Will my child have behavioral or learning problems if I take desipramine in pregnancy?
This is not known. There are no well controlled studies on desipramine use during pregnancy in humans.
Can I take desipramine while breastfeeding?
Amounts of desipramine in breast milk are low. Case reports on four breastfeeding infants, whose mothers used desipramine, could not detect the medication in the baby’s blood. No harmful effects have been reported for one nursing infant who was followed up to age 3 years. Long-term studies on infants exposed to desipramine in breast milk have not been done. Be sure to talk to your healthcare provider about your breastfeeding questions.
What if the father of the baby takes desipramine?
Some reports have suggested that desipramine and other tricyclic antidepressants might reduce a man’s sex drive or ability to have sex (cause erectile and ejaculatory dysfunction), which could make it harder to get a partner pregnant. In general, exposures that fathers have are unlikely to increase risks to a pregnancy. For more information, please see the MotherToBaby fact sheet Paternal Exposures at https://mothertobaby.org/fact-sheets/paternal-exposures-pregnancy/pdf/.*

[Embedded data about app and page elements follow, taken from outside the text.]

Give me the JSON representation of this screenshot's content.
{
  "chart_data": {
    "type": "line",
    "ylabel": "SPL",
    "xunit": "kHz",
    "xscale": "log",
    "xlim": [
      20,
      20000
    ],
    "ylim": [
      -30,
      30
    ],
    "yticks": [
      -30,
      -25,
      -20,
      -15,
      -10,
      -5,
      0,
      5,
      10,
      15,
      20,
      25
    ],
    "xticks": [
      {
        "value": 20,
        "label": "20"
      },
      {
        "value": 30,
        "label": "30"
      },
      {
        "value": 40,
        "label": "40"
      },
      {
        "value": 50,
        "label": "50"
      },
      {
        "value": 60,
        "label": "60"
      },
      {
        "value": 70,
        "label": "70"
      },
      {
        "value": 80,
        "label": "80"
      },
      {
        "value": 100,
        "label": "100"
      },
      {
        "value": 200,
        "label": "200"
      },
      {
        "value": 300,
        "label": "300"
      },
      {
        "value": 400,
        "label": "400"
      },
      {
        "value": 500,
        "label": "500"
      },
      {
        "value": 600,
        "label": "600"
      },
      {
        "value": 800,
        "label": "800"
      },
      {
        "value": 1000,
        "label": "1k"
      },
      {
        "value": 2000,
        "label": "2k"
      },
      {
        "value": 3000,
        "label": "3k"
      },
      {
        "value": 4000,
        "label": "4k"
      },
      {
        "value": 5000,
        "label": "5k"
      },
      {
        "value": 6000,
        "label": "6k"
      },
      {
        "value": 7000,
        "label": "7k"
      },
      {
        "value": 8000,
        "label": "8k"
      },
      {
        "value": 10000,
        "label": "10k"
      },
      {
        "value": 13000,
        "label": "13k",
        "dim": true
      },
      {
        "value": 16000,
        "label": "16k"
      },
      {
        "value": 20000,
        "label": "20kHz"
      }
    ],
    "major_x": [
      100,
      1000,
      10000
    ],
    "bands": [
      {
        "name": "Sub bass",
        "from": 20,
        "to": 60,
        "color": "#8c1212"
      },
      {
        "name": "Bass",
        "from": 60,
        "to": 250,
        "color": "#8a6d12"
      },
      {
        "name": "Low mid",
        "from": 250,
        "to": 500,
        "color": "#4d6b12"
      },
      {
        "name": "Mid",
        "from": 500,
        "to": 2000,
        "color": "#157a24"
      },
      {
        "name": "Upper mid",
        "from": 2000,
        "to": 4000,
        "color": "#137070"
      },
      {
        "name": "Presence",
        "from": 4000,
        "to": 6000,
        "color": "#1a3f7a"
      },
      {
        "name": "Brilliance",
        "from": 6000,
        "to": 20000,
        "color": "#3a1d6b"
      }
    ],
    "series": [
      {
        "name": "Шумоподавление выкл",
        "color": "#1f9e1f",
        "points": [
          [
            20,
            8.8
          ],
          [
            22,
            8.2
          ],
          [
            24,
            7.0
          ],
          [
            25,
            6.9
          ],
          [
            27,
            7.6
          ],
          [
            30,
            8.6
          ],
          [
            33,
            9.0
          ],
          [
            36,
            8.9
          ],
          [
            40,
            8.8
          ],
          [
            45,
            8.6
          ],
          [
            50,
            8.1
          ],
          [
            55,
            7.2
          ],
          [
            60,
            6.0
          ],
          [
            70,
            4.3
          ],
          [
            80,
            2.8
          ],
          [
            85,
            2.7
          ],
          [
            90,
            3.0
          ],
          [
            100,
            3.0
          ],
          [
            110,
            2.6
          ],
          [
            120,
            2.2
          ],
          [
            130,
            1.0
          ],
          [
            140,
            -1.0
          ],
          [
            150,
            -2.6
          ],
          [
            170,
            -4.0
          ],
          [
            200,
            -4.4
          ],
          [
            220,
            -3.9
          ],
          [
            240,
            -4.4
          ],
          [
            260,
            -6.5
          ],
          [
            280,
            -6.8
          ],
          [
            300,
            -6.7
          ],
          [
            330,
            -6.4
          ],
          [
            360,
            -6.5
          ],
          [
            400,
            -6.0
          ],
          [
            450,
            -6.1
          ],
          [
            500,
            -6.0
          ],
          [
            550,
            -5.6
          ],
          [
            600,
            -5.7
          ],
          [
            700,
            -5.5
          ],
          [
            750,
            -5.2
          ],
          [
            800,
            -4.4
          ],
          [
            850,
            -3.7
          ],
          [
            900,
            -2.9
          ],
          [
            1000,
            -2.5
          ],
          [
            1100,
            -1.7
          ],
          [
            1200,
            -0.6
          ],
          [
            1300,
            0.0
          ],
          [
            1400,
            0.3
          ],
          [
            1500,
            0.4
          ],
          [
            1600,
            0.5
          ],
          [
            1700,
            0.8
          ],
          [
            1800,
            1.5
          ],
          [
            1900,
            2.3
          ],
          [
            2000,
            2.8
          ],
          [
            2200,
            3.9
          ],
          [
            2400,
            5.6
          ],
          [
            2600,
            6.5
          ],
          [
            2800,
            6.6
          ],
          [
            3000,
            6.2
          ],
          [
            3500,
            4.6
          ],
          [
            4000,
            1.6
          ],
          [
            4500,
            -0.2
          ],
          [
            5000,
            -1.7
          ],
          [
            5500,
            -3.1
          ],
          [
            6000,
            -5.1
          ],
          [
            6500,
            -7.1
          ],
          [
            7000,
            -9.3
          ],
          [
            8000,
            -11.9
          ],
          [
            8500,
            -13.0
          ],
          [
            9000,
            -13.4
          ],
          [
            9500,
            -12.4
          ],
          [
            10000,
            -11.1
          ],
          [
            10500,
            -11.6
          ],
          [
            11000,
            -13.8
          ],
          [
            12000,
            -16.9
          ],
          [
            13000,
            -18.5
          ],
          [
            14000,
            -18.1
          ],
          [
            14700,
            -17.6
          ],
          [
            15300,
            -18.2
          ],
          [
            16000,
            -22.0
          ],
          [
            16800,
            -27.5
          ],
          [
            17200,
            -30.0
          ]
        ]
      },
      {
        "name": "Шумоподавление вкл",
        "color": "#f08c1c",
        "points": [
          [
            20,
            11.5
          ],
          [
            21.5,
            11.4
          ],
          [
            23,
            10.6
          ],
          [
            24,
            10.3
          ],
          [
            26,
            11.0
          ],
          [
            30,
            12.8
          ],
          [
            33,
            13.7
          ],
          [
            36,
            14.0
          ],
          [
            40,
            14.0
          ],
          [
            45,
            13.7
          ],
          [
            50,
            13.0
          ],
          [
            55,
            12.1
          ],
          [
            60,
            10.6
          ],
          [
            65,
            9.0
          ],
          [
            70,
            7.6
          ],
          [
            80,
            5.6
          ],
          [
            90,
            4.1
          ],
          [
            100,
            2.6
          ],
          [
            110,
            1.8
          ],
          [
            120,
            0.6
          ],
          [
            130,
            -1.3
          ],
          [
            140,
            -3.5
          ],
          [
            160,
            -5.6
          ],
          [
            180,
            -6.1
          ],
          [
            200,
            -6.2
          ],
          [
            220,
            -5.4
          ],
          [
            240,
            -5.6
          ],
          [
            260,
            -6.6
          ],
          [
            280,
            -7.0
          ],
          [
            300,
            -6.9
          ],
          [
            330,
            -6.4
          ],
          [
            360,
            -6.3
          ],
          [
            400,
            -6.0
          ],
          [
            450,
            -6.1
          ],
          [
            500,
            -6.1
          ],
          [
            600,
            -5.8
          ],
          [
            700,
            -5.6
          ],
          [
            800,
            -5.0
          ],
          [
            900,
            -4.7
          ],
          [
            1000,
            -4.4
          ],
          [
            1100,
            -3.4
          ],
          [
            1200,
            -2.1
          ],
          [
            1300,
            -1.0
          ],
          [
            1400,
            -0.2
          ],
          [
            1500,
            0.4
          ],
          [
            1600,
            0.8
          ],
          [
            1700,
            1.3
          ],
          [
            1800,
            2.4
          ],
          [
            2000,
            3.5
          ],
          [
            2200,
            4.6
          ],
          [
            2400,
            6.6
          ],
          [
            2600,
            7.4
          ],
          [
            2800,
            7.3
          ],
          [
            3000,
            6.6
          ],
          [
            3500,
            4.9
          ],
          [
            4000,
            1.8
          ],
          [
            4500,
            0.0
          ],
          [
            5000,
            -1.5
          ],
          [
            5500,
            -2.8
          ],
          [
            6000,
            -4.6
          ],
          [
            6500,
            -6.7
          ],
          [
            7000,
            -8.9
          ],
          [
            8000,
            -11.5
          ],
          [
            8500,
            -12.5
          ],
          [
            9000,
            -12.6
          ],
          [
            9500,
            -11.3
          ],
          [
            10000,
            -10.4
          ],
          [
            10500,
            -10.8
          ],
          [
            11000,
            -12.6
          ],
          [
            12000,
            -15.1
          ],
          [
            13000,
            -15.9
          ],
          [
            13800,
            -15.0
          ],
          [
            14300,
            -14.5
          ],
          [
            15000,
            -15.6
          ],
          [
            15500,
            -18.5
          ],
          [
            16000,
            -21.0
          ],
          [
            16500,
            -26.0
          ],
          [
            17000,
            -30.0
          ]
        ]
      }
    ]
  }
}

* Section Updated May 2020
- Birnbaum CS, et al. 1999. Serum concentrations of antidepressants and benzodiazepines in nursing infants: a case series. Pediatrics. 104:e11.
- Eggermont E. 1973. Withdrawal symptoms in neonate associated with maternal imipramine therapy. Lancet 2:680.
- Erickson SH, et al. 1979. Tricyclics and breast feeding. Am J Psychiatry 136:1483.
- Misri S, Sivertz K. 1991. Tricyclic drugs in pregnancy and lactation: a preliminary report. Int J Psychiat Med 21:157-171, 1991.
- Mitchell JE, Popkin MK. 1983. Antidepressant drug therapy and sexual dysfunction in men: a review. J Clin Psychopharm 3:76-79.
- Rosenbaum JF, Pollack MH. 1988. Anhedonic ejaculation with desipramine. Int J Psychiatry 18:85-8.
- Stancer HC, Reed KL. 1986. Desipramine and 2-hydroxydesipramine in human breast milk and the nursing infant’s serum. Am J Psychiatry 143:1597-1600.
- Sovner R, Orsulak PJ. 1979. Excretion of imipramine and desipramine in human breast milk. Am J Psychiatry 136:451-2.
- Webster PA. 1973. Withdrawal symptoms in neonates associated with maternal antidepressant therapy. Lancet 2:318-9.
National Pregnancy Registry for Psychiatric Medications: There is a pregnancy registry for women who take psychiatric medications, such as desipramine. For more information you can look at their website: https://womensmentalhealth.org/research/pregnancyregistry/.
OTIS/MotherToBaby recognizes that not all people identify as “men” or “women.” When using the term “mother,” we mean the source of the egg and/or uterus and by “father,” we mean the source of the sperm, regardless of the person’s gender identity.